Eunice is nothing if not the centerpiece of "Eunice," the Carol Burnett special on CBS tonight at 9:30. Burnett's husband, Joe Hamilton, produced the program, every scene features Burnett, and the comedy-drama has been constructed as a veritable Macy's window of histrionics by the star.
In spite of all that, it's really Vicki Lawrence's two-fisted portrayal of Eunice's relentlessly cantankerous mother that one is drawn to on the program, a 90-minute special at 9:30 on Channel 9. And so it seems particularly churlish, and dramatically self-destructive, for the writers to kill Mama off in act four, mainly in the interests of handing Eunice another dramatic thunderbolt to wrestle with.
It does help develop the character of Eunice, but this is a character that can't take that much development. In the Eunice sketches on the old, dearly beloved "Carol Burnett Show," Burnett and company played for laughs the kind of lowbrow folk types who had been played for high drama on the stage. Eunice, her gabby Mama and her witless, feckless husband always seemed like Tennessee Williams characters that Tennessee Williams would never have bothered with. It made for, and still makes for, strangely compelling TV.

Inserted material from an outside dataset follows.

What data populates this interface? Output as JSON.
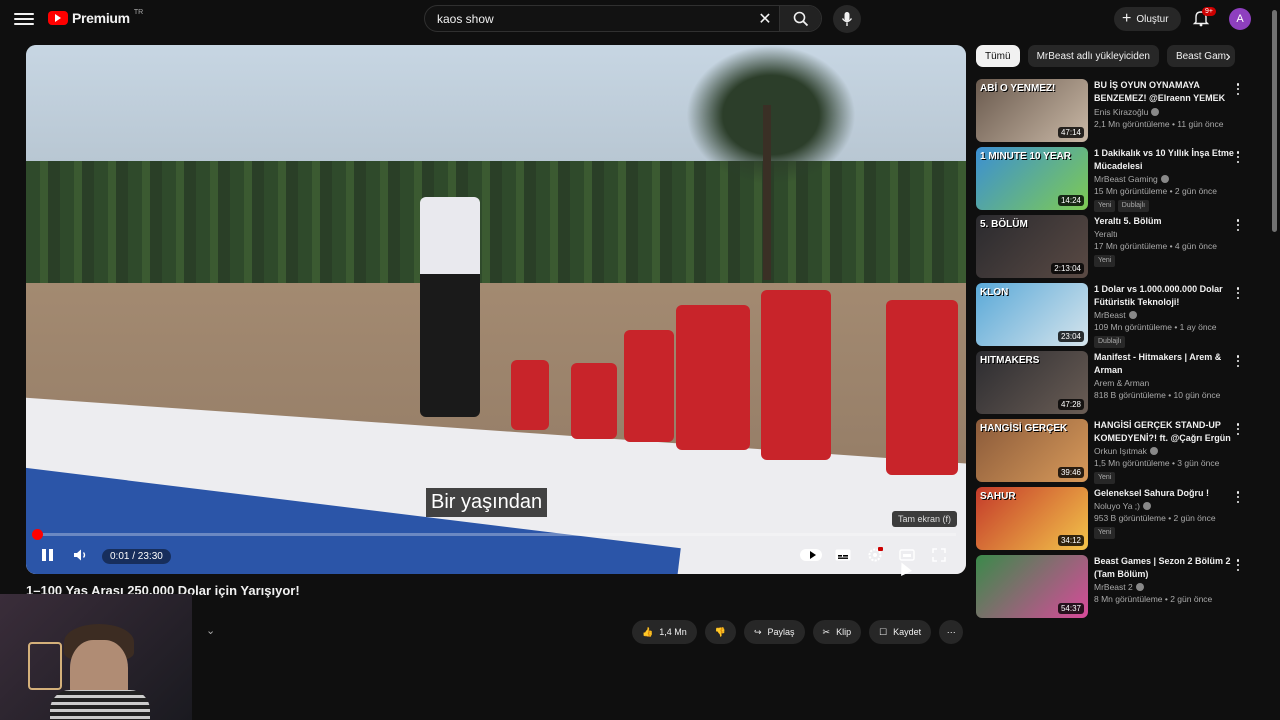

Writers Dick Clair and Jenna McMahon put Eunice through the mill and the wringer in this new version, divided into four acts that each represents a year in Eunice's dreary and pointless life--1955, 1965, 1973 and 1978. Essentially they have written a very good bad play. The slightly frightening fun of Eunice was always the combustion, however--the ceaseless shouting conflict among the characters, the bathos that reached a fever pitch and yet kept going even beyond that. By having husband Ed disappear in act three and by bumping off Mama in act four, the writers have bequeathed lock, stock and spotlight to Eunice, who deserves less.

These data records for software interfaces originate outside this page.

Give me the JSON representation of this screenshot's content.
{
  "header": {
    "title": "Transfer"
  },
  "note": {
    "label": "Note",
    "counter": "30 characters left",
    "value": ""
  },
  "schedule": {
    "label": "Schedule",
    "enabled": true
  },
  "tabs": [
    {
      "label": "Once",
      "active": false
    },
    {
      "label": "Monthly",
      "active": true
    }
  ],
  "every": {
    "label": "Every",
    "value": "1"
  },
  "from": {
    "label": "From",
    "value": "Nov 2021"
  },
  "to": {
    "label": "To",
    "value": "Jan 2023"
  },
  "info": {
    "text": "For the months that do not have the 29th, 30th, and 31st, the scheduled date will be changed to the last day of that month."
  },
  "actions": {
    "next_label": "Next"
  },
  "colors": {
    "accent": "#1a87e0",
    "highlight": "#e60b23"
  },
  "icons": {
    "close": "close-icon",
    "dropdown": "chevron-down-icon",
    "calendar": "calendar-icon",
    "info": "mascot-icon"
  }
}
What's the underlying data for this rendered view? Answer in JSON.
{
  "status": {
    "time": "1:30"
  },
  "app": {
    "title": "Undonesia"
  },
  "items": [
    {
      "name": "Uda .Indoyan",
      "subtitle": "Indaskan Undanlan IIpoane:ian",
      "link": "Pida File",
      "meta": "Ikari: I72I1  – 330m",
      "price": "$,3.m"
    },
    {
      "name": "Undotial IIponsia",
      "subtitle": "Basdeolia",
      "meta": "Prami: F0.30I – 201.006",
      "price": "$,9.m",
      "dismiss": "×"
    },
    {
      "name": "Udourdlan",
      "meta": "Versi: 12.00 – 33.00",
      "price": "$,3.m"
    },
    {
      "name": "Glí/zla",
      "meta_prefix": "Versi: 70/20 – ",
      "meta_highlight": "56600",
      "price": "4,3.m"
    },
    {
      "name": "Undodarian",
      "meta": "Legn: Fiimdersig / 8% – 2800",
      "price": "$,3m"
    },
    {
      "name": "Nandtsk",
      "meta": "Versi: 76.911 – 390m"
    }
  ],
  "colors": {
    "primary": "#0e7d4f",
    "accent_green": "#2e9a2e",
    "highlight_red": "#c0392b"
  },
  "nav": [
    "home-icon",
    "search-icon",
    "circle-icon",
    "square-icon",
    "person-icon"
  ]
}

Harvey Korman, as Ed, is an immaculate study in compromise and carefully preserved simple-mindedness. Betty White's Ellen, Eunice's sister, is another polished gem. Ken Berry capably plays son Phillip, the family's lone level head, who goes off to write novels and win Pulitzers and returns home only to find politics as usual. Lawrence's Mama may be the most fully realized of the lot, however, and it's an odd pleasure to hear her snapping out her what-the-hells again, and planning to "swing by the cemetery," and bouncing merciless put-downs off Eunice.

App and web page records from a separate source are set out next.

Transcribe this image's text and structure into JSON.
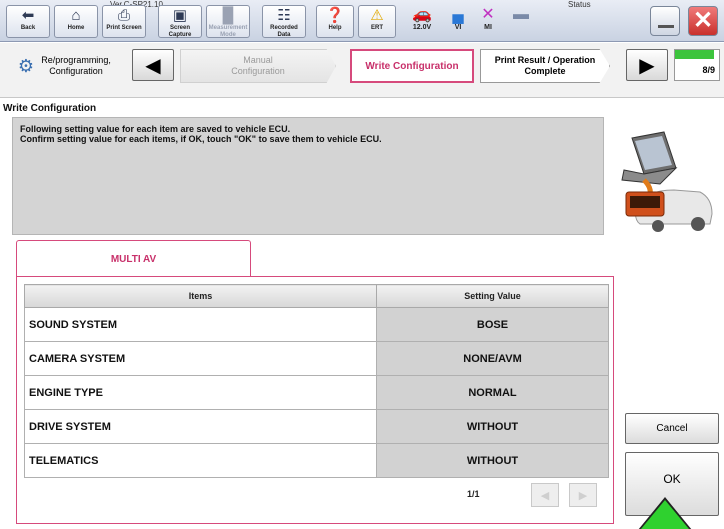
{
  "app": {
    "version_label": "Ver.C-SP21.10",
    "status_label": "Status"
  },
  "toolbar": {
    "buttons": [
      {
        "label": "Back"
      },
      {
        "label": "Home"
      },
      {
        "label": "Print Screen"
      },
      {
        "label": "Screen Capture"
      },
      {
        "label": "Measurement Mode"
      },
      {
        "label": "Recorded Data"
      },
      {
        "label": "Help"
      },
      {
        "label": "ERT"
      }
    ],
    "status": {
      "voltage": "12.0V",
      "vi": "VI",
      "mi": "MI"
    }
  },
  "steps": {
    "reprogramming": "Re/programming, Configuration",
    "manual": "Manual Configuration",
    "write": "Write Configuration",
    "print": "Print Result / Operation Complete",
    "progress": "8/9",
    "progress_fraction": 0.889
  },
  "section_title": "Write Configuration",
  "message": {
    "line1": "Following setting value for each item are saved to vehicle ECU.",
    "line2": "Confirm setting value for each items, if OK, touch \"OK\" to save them to vehicle ECU."
  },
  "tab_label": "MULTI AV",
  "table": {
    "headers": {
      "items": "Items",
      "value": "Setting Value"
    },
    "rows": [
      {
        "item": "SOUND SYSTEM",
        "value": "BOSE"
      },
      {
        "item": "CAMERA SYSTEM",
        "value": "NONE/AVM"
      },
      {
        "item": "ENGINE TYPE",
        "value": "NORMAL"
      },
      {
        "item": "DRIVE SYSTEM",
        "value": "WITHOUT"
      },
      {
        "item": "TELEMATICS",
        "value": "WITHOUT"
      }
    ],
    "page": "1/1"
  },
  "actions": {
    "cancel": "Cancel",
    "ok": "OK"
  },
  "colors": {
    "accent": "#d64a7c",
    "progress": "#3cc43c",
    "arrow": "#2fd12f"
  }
}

"Face it, Eunice, you missed the boat," sums up Mama to Eunice in act three. Eunice's father, the man who dared to marry this Great Depression, "Carl Harper," is never seen. He spends the first act in the bathroom (writer Clair handles his voice) and is dead by 1963. Hence the plan to swing by the cemetery. Eunice is full of plans, of course--plans to be famous, plans to shed the small-town life--and totally lacks the will or talent to carry them off. Burnett gives her dimension and even dignity, but she was still more at home in sketches than in an over-reacher like this.